“Bring forth fruit with patience.” Luke 8:15 KJV
HERE ARE five more teaching tips: (1) Teach by experiment. Toddlers through “tweens” can appreciate the time it takes a plant to grow, so involve them in planting a seed and watching it grow. Explain how everything in life takes time to change and develop. Teach the meaning of Ecclesiastes 3:1 NKJV: “To everything there is a season, a time for every purpose under heaven.” (2) Make use of visuals. Younger children especially need visuals when waiting for an event to happen. If it’s 4:30 and dinner is at 5:00, use a timer. If it’s eighteen days until the family trip to Disney World, let them mark the days off on a calendar. Often their problem with waiting is not knowing when it will end. (3) Don’t interrupt and don’t tolerate interruptions. Toddlers to teens—kids interrupt! Adults, too. Interruptions are usually a rude and frustrating display of impatience.

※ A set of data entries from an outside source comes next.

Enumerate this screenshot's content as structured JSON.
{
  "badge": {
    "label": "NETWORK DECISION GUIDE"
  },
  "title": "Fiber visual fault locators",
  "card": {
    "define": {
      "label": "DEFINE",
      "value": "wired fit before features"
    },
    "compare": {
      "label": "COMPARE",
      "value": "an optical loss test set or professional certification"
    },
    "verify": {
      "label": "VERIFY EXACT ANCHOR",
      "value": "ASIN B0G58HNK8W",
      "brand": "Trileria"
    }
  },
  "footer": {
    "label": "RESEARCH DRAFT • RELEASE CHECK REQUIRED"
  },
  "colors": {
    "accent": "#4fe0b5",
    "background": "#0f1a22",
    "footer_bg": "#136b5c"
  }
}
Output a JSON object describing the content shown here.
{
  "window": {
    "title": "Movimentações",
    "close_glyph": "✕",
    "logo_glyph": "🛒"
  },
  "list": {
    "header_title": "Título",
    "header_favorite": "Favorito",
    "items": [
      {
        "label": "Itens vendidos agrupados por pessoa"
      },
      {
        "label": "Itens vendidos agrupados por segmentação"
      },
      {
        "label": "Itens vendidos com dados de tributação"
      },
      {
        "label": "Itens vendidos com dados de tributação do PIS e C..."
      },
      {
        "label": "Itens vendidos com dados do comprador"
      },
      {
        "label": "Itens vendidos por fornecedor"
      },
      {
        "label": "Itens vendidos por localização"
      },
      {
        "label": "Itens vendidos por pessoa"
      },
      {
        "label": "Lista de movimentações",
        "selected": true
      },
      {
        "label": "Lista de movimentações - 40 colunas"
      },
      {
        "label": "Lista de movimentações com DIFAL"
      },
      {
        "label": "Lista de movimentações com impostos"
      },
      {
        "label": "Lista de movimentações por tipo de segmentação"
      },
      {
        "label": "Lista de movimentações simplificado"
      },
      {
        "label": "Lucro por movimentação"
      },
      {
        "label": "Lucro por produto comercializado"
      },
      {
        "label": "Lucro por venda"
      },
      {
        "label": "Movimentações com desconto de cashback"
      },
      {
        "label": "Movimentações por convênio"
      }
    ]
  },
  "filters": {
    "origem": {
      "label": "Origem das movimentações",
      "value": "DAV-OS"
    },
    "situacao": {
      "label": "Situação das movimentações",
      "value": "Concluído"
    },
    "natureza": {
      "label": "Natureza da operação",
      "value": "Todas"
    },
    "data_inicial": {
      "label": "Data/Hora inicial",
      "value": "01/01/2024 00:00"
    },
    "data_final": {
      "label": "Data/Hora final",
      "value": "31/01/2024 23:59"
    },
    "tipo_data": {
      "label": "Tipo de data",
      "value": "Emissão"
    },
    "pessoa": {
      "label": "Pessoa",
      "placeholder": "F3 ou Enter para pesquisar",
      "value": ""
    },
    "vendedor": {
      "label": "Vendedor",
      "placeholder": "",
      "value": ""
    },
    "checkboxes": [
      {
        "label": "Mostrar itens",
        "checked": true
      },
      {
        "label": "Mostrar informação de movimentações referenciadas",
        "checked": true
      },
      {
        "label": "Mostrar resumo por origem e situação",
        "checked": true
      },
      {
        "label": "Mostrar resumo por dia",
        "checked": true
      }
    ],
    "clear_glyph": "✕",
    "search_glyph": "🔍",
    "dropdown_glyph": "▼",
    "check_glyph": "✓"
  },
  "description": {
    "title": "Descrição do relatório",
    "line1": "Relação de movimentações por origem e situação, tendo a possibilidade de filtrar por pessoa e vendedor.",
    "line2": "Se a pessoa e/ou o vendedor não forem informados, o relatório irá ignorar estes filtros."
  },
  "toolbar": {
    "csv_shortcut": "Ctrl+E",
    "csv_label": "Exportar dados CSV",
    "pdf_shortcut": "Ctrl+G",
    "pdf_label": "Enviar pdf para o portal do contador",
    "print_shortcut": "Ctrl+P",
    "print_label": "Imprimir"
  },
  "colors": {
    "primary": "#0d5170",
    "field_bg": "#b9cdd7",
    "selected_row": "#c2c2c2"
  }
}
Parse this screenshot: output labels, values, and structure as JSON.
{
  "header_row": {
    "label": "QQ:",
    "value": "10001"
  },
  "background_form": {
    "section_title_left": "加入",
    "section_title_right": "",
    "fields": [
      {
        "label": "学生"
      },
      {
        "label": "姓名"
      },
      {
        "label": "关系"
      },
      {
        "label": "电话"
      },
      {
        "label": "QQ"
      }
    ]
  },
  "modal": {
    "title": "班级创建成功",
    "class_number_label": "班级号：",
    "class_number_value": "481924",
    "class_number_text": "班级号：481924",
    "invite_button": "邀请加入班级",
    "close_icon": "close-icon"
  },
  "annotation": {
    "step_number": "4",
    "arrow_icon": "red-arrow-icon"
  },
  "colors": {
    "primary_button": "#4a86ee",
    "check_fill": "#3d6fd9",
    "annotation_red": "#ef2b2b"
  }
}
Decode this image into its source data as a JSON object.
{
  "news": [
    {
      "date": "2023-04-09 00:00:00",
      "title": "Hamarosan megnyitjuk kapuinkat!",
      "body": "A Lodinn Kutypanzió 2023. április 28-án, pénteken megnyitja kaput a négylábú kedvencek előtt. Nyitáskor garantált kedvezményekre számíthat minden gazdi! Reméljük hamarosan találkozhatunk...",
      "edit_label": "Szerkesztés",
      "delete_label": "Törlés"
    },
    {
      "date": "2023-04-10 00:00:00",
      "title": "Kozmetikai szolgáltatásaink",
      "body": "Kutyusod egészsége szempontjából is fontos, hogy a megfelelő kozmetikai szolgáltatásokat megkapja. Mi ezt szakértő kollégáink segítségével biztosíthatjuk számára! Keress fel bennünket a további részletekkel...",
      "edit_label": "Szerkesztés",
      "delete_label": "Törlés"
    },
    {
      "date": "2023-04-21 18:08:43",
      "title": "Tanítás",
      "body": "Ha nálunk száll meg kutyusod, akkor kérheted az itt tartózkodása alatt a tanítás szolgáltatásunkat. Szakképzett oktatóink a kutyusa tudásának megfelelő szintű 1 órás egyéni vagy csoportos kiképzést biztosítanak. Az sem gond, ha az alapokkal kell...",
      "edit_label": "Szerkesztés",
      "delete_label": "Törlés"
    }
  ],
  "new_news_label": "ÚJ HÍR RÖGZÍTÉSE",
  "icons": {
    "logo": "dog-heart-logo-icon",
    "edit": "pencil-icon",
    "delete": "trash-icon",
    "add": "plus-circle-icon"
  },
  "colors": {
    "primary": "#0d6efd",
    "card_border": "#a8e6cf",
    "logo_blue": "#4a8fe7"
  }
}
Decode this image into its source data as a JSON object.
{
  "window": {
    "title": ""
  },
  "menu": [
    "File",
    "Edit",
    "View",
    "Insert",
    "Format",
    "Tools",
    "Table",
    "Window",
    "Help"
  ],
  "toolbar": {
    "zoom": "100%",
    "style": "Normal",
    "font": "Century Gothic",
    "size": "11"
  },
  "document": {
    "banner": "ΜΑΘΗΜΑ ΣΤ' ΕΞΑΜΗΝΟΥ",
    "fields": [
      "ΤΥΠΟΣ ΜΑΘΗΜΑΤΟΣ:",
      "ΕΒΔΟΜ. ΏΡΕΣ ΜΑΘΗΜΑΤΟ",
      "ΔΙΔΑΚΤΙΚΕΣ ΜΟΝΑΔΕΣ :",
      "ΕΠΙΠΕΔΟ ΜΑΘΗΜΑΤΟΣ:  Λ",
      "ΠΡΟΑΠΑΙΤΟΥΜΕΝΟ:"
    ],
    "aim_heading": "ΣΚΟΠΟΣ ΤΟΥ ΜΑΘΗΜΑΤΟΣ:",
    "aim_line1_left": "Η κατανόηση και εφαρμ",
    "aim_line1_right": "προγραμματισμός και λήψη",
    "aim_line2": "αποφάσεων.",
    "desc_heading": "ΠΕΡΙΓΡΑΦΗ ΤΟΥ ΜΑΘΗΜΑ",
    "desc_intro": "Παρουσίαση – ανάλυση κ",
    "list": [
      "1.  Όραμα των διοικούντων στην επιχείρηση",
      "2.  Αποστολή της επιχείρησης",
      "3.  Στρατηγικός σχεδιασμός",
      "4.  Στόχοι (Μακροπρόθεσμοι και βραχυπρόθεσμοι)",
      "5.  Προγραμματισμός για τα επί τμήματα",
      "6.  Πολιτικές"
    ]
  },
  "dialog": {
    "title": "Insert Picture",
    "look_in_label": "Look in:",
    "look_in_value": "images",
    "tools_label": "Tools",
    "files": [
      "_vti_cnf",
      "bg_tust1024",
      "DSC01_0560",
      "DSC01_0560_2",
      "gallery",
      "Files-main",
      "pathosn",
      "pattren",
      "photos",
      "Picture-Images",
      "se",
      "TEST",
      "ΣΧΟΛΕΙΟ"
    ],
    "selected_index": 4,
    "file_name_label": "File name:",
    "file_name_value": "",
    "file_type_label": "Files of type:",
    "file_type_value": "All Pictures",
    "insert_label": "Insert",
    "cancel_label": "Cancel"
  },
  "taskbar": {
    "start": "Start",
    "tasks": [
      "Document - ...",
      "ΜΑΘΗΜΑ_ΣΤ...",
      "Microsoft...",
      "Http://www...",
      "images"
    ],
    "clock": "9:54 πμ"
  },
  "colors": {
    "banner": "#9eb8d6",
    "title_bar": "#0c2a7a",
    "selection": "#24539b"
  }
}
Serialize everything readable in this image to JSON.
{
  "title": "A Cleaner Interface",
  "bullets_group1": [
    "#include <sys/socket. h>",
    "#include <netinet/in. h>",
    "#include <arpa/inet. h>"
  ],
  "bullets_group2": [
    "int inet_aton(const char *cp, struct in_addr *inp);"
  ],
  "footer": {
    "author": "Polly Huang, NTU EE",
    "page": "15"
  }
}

Unless it’s an emergency, be clear: Kids—and adults—are to wait their turn to speak. It’s more than good manners—it’s obeying God’s Word. “There is…a time to keep silence, and a time to speak” (vv. 1, 7 NKJV). (4) Make use of board games. Most board games require taking turns, which means waiting. Your kids will hardly realize they’re practicing patience! Chess and checkers are good for tweens. Scrabble educates teenagers and teaches them patience. (5) Reward their patience. When your toddler waits for his sippy cup to be filled while you feed the baby, thank him for waiting so well. If your teen saves her money to buy an iPod, compliment her wisdom and reinforce it by perhaps donating the last few dollars to her purchase.
Bible In A Year: Deut. 10-12, Mark 12:1-27